To some educators, physical education programs have fallen short, fitness scores have been trashed and student interest in physical education is slipping. But at Patrick Henry Middle School near Los Angeles, there is a PE class kids can't wait to get into.

There, it's all about equipment. Some of it is familiar: no pain, no gain.

But there are machines that kids fight to get on. It's Dance Dance Revolution or DDR. The concept is simple: follow the lighted arrows with your feet.

Never mind the bells and whistles. It's still a workout.

Now, instead of making kids exercise, the coach's challenge is to get them to stop.

"They just don't want to leave it alone. It's addicting. But it's a good exercise for them," says coach Chad Fenwick.

So how many calories will kids burn with these machines?

"This is compared to a stairmaster or jogging, you can burn just as many calories," says coach Fenwick. "This is a big video game, except you have to use your feet instead of your thumbs."

So the kids really work up a sweat. They work on this fancy equipment once a week.

"I always hope 'please let there be DDR today'," says one student.

The biggest dance machine fans are kids who used to dread PE.

"I'm the duke of dance," says one.

"My waistline has gone down by one inch," says another.

The machines, which cost the school as much as $8,000 apiece, are free to students during class. At lunch or after school, it's 25 cents a dance.

J.P. has a $5-a-day habit. He says if it were not for the machine, he would be spending his time eating.

Now, he spends his lunch time, and money, playing the game. And he can feel the difference.

"In, like, two weeks, I've lost 15 pounds," he says.
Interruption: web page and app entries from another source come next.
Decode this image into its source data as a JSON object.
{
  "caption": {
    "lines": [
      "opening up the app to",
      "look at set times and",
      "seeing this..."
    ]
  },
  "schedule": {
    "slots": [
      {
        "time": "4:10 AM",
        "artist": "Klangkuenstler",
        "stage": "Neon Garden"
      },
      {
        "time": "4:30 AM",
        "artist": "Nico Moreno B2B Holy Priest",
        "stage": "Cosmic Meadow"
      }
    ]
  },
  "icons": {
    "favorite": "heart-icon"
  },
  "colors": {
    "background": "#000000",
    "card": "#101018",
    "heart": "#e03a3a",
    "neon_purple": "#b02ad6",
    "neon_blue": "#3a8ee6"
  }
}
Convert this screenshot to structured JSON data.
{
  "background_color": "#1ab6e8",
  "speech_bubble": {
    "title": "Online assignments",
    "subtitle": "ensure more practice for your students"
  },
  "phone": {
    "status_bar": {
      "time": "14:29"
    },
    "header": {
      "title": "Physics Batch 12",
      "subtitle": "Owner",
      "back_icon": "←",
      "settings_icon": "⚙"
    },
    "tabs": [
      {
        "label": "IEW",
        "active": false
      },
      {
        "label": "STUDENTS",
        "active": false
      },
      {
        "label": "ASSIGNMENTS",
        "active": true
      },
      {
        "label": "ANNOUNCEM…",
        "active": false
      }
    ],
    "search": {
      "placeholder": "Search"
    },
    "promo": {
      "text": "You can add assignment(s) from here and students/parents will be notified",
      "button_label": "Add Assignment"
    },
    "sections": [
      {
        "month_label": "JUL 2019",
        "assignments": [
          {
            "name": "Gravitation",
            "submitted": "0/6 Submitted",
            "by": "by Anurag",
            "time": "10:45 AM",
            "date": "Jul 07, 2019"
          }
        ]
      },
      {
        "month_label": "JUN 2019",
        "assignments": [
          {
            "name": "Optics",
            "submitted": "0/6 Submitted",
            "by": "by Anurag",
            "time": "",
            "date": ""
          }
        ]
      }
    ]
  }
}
The machines also teach things like balance, timing, and coordination. But some people learn faster than others.

It takes a lot of practice. And for sedentary students, that's the point.

"The key is to get them interested in getting physically fit and staying that way for life. It's what it's all about," says coach Fenwick.